• It DOES NOT "have undefined behavior". The program compiles, executes and excerts undefined behavior only if calloc fails, which usually /but not always/ happens when large numbers are provided. Mar 3 at 8:50
• It's a semantic argument to say it has undefined behaviour only when we follow the code path where bits is null, given there is no way to guarantee that we never follow the other path. In the absence of any test, that path is reachable, which is why I say it does have UB. Mar 3 at 9:06
• That's quite a useful description and would make quite an improvement to the question - I recommend you edit to include that motivating statement! Mar 3 at 9:22
• What I did was to return the number the first bit repeats and use the array for the values. That also works. Mar 3 at 22:10
• The number >> nBits repeat count is so simple that this probably doesn't even need to be a separate function with an output format, just something you do as part of your drawing (?) or whatever other algorithm, with the full-size count generated in one place when you need it, and then the number & ((1<<nBits)-1) left-over elements done later. If you want to break that up further, you can start with size = 1<<(nBits-1); and if (size & number) then that bit is set so do that size. Otherwise not. size >>= 1; to right-shift it. This will iterate the low bits in number, @Edenia. Mar 4 at 2:33

In addition to Toby's excellent advice, I'd like to point out that the code can be simplified without changing the algorithm.

I'll keep your variable names so that the suggested changes can be more easily compared with the original code.

First note that l in the inner loop can never decrease to zero. Therefore the inner loop while(l >= 0) is not needed at all:

while (number > 0) {
int ln = 1 << l;

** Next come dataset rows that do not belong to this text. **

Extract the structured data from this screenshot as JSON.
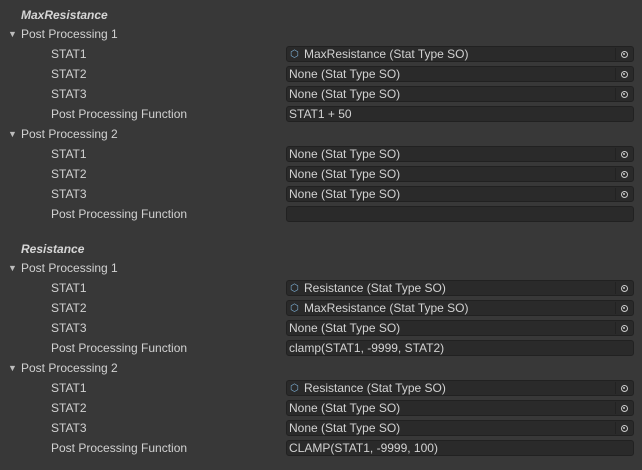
{
  "sections": [
    {
      "title": "MaxResistance",
      "groups": [
        {
          "label": "Post Processing 1",
          "stat1": {
            "label": "STAT1",
            "value": "MaxResistance (Stat Type SO)"
          },
          "stat2": {
            "label": "STAT2",
            "value": "None (Stat Type SO)"
          },
          "stat3": {
            "label": "STAT3",
            "value": "None (Stat Type SO)"
          },
          "func": {
            "label": "Post Processing Function",
            "value": "STAT1 + 50"
          }
        },
        {
          "label": "Post Processing 2",
          "stat1": {
            "label": "STAT1",
            "value": "None (Stat Type SO)"
          },
          "stat2": {
            "label": "STAT2",
            "value": "None (Stat Type SO)"
          },
          "stat3": {
            "label": "STAT3",
            "value": "None (Stat Type SO)"
          },
          "func": {
            "label": "Post Processing Function",
            "value": ""
          }
        }
      ]
    },
    {
      "title": "Resistance",
      "groups": [
        {
          "label": "Post Processing 1",
          "stat1": {
            "label": "STAT1",
            "value": "Resistance (Stat Type SO)"
          },
          "stat2": {
            "label": "STAT2",
            "value": "MaxResistance (Stat Type SO)"
          },
          "stat3": {
            "label": "STAT3",
            "value": "None (Stat Type SO)"
          },
          "func": {
            "label": "Post Processing Function",
            "value": "clamp(STAT1, -9999, STAT2)"
          }
        },
        {
          "label": "Post Processing 2",
          "stat1": {
            "label": "STAT1",
            "value": "Resistance (Stat Type SO)"
          },
          "stat2": {
            "label": "STAT2",
            "value": "None (Stat Type SO)"
          },
          "stat3": {
            "label": "STAT3",
            "value": "None (Stat Type SO)"
          },
          "func": {
            "label": "Post Processing Function",
            "value": "CLAMP(STAT1, -9999, 100)"
          }
        }
      ]
    }
  ],
  "icons": {
    "foldout": "triangle-down-icon",
    "asset": "scriptable-object-icon",
    "picker": "object-picker-icon"
  },
  "colors": {
    "background": "#383838",
    "field": "#2a2a2a",
    "text": "#d2d2d2",
    "asset_icon": "#7fb2d8"
  }
}
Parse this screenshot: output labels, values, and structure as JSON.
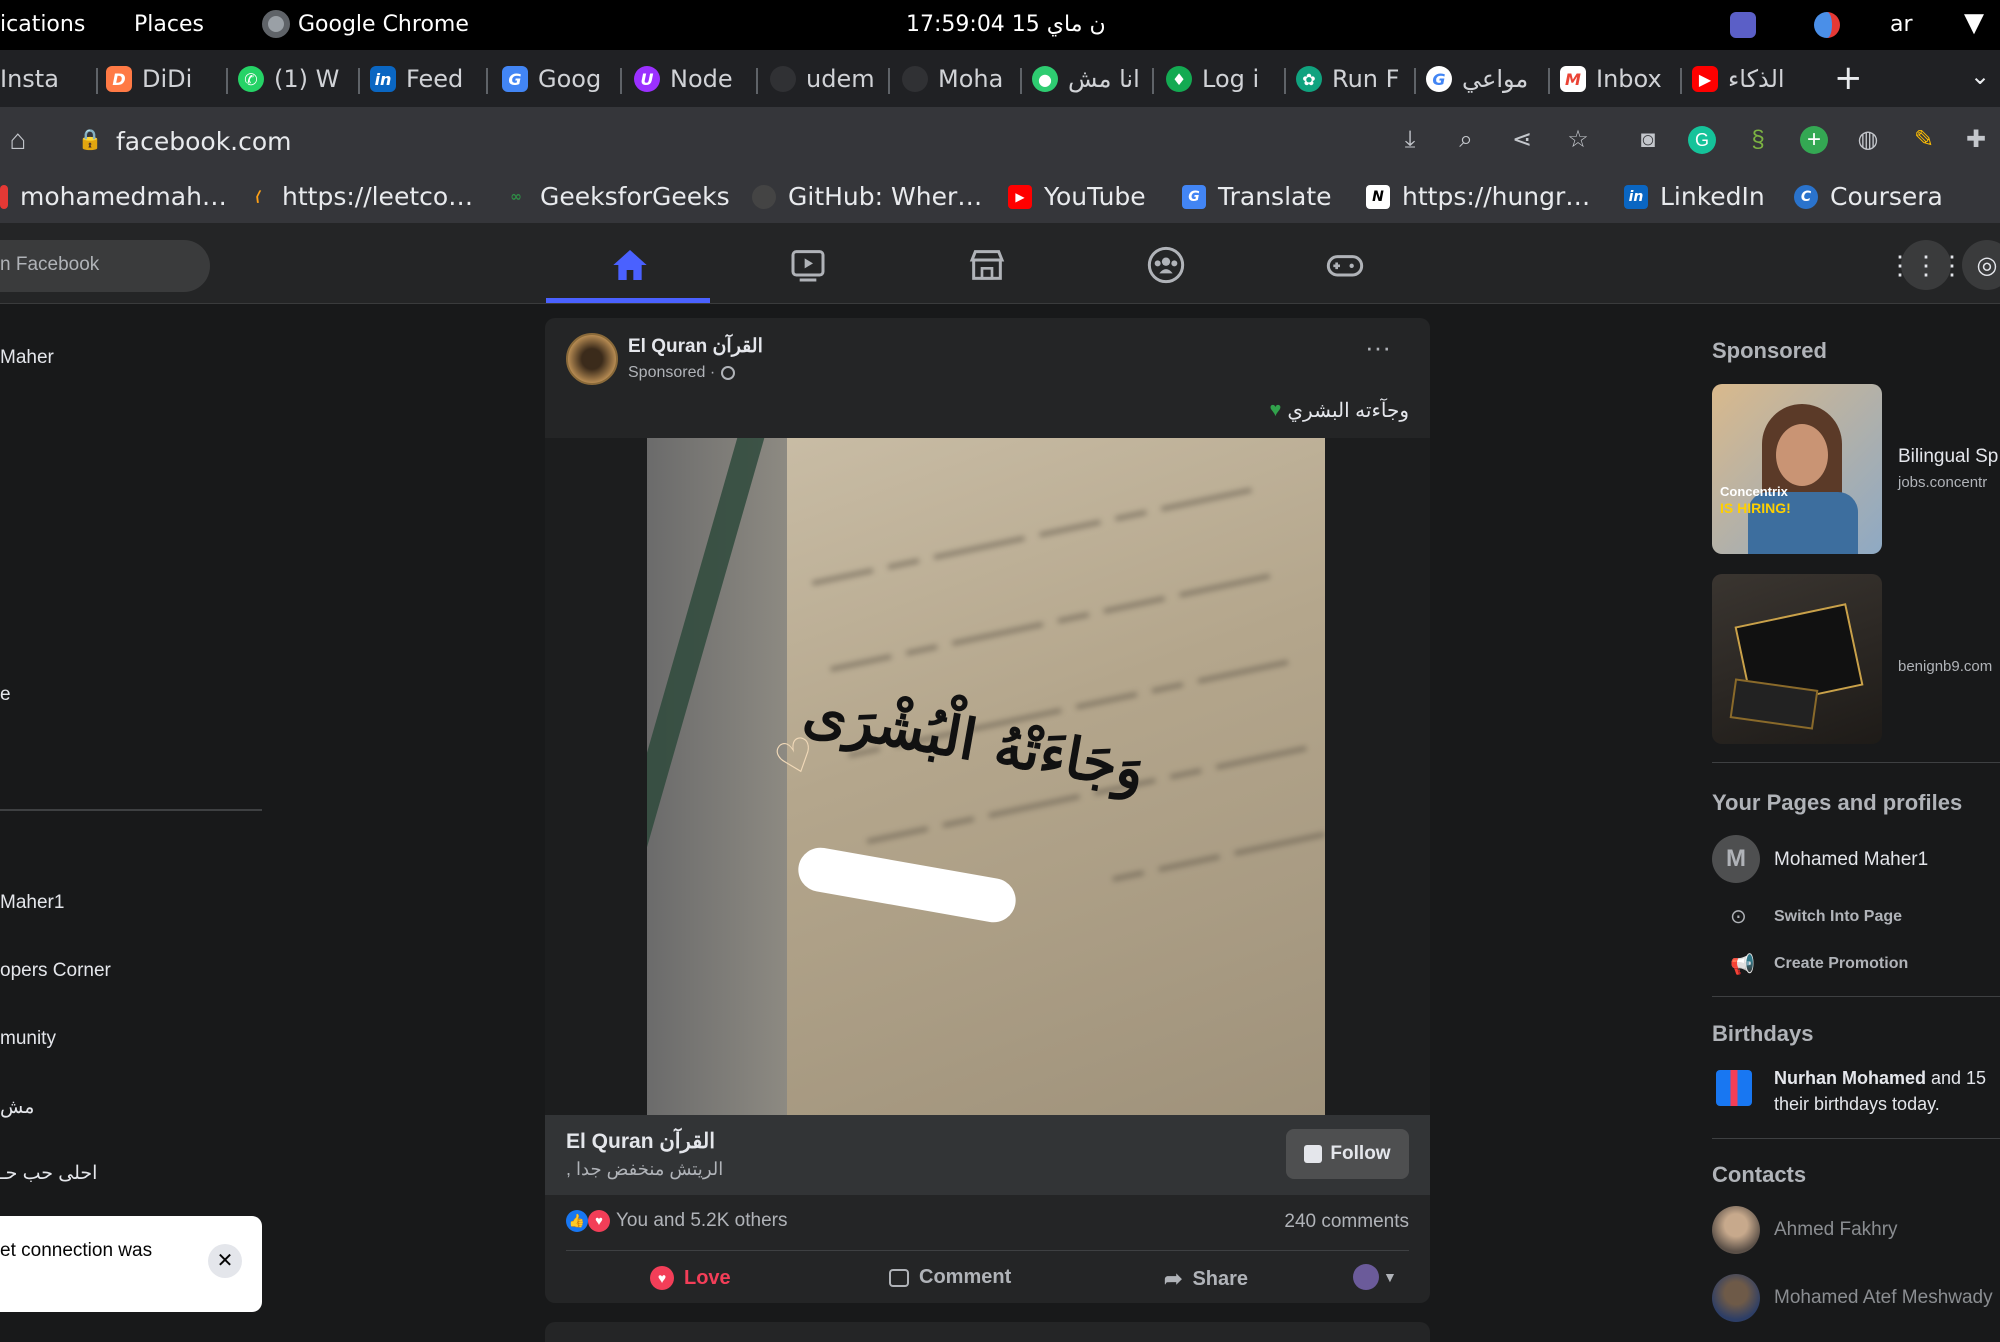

if (ln < number) {
bits[i] = ln;
i++;
number -= ln;
} else if (ln > number) {
l--;
} else /* Equal */ {
bits[i] = ln;
i++;
number -= ln;
return bits;
}
}


Now we see that there is no need to distinguish between the cases ln < number and ln <= number. In the latter case, number will become zero and the (outer) loop terminates. The early return is not needed:

while (number > 0) {
int ln = 1 << l;

if (ln <= number) {
bits[i] = ln;
i++;
number -= ln;
} else if (ln > number) {
l--;
}
}


Finally, instead of computing the “bit mask” 1 << l in each iteration, we can compute it once and update it by shifting. The variable l is no longer needed.

int ln = 1 << (nBits - 1);
while (number > 0) {
if (ln <= number) {
bits[i] = ln;
i++;
number -= ln;
} else {
ln >>= 1;
}
}

• Nice! That's what I expected. Mar 3 at 11:46